___ Data for review ___

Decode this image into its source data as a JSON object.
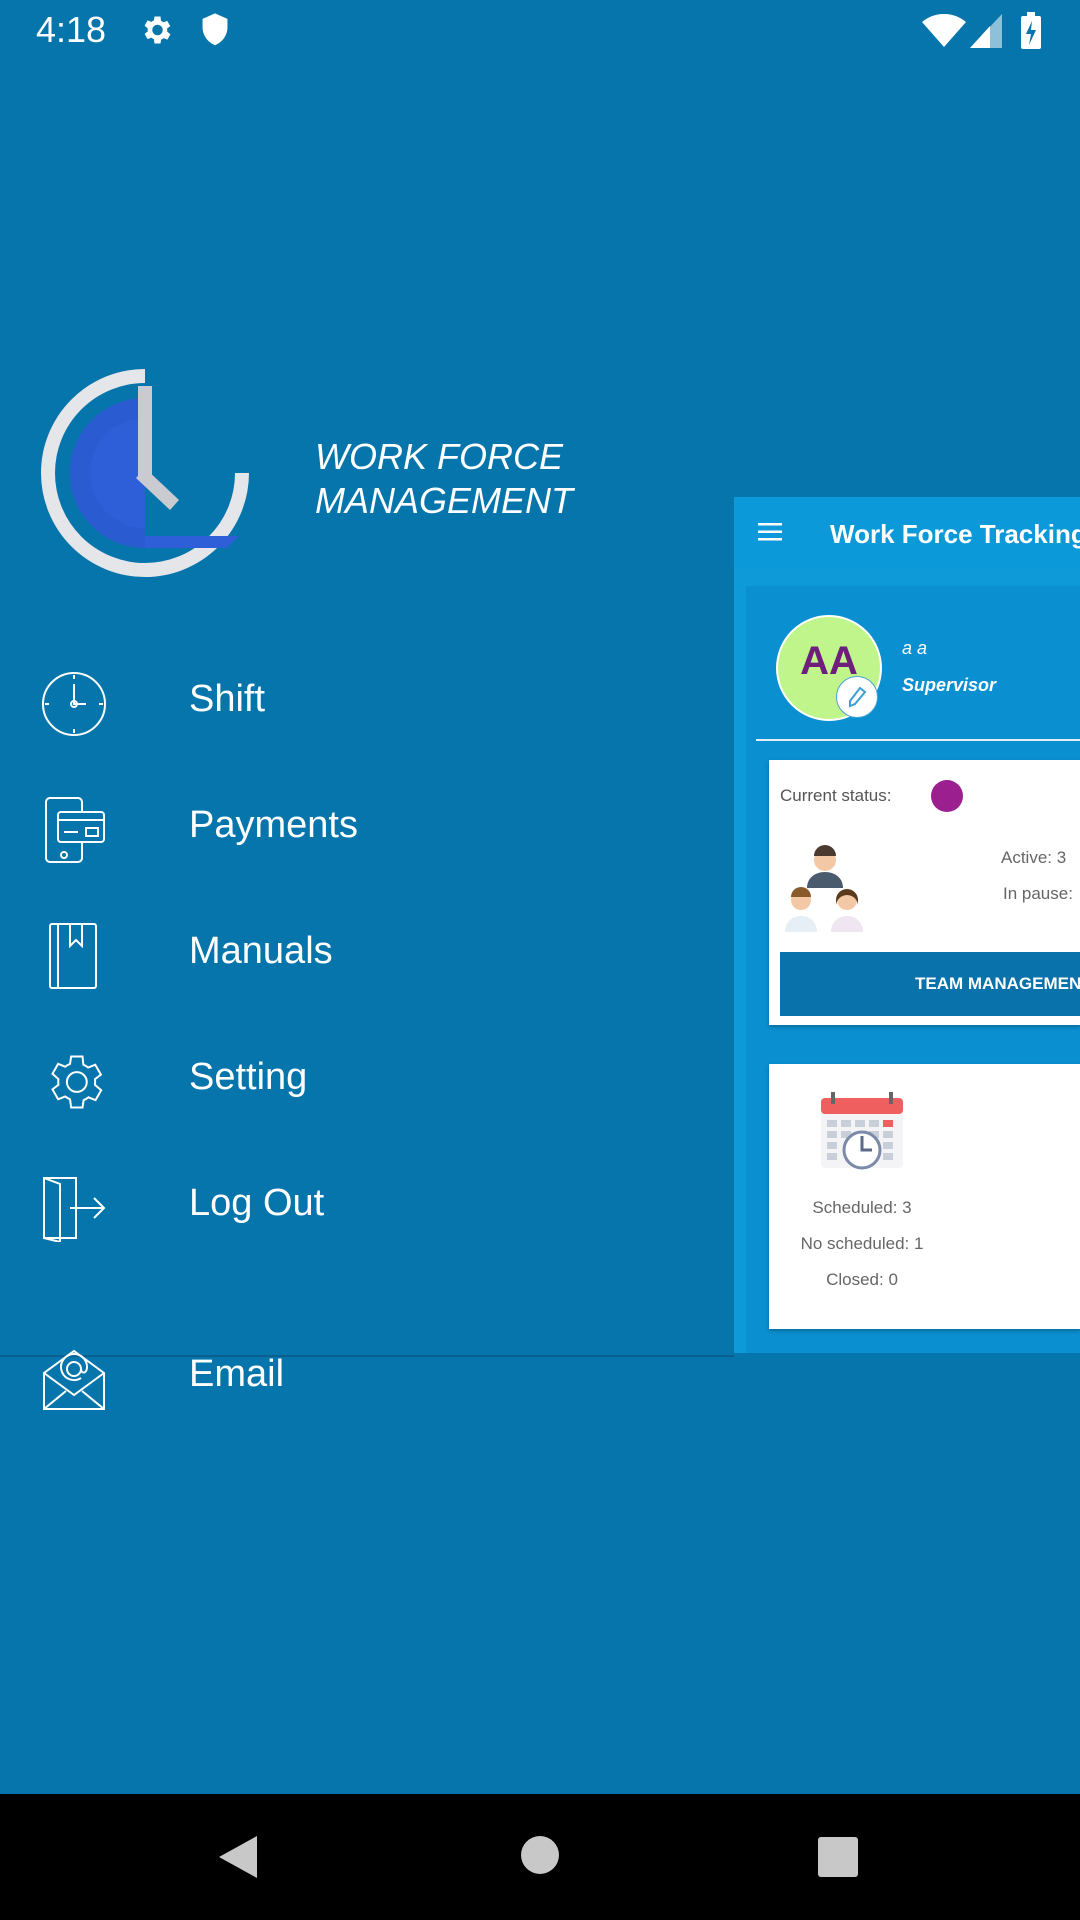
{
  "status_bar": {
    "time": "4:18",
    "icons": [
      "gear-icon",
      "shield-icon",
      "wifi-icon",
      "signal-icon",
      "battery-charging-icon"
    ]
  },
  "drawer": {
    "brand_line1": "WORK FORCE",
    "brand_line2": "MANAGEMENT",
    "menu": [
      {
        "label": "Shift",
        "icon": "clock-icon"
      },
      {
        "label": "Payments",
        "icon": "payments-icon"
      },
      {
        "label": "Manuals",
        "icon": "book-icon"
      },
      {
        "label": "Setting",
        "icon": "gear-icon"
      },
      {
        "label": "Log Out",
        "icon": "logout-icon"
      }
    ],
    "email": {
      "label": "Email",
      "icon": "email-icon"
    }
  },
  "main": {
    "title": "Work Force Tracking",
    "profile": {
      "initials": "AA",
      "name": "a a",
      "role": "Supervisor"
    },
    "status_card": {
      "current_status_label": "Current status:",
      "active": "Active: 3",
      "in_pause": "In pause:",
      "button_label": "TEAM MANAGEMENT"
    },
    "schedule_card": {
      "scheduled": "Scheduled: 3",
      "no_scheduled": "No scheduled: 1",
      "closed": "Closed: 0"
    }
  },
  "colors": {
    "background": "#0575ab",
    "appbar": "#0c99da",
    "status_dot": "#9b1f8f",
    "avatar": "#bff58a",
    "button": "#0a72aa"
  }
}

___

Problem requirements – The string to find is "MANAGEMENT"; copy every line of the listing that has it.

Exercise solution –
    "brand_line2": "MANAGEMENT",
      "button_label": "TEAM MANAGEMENT"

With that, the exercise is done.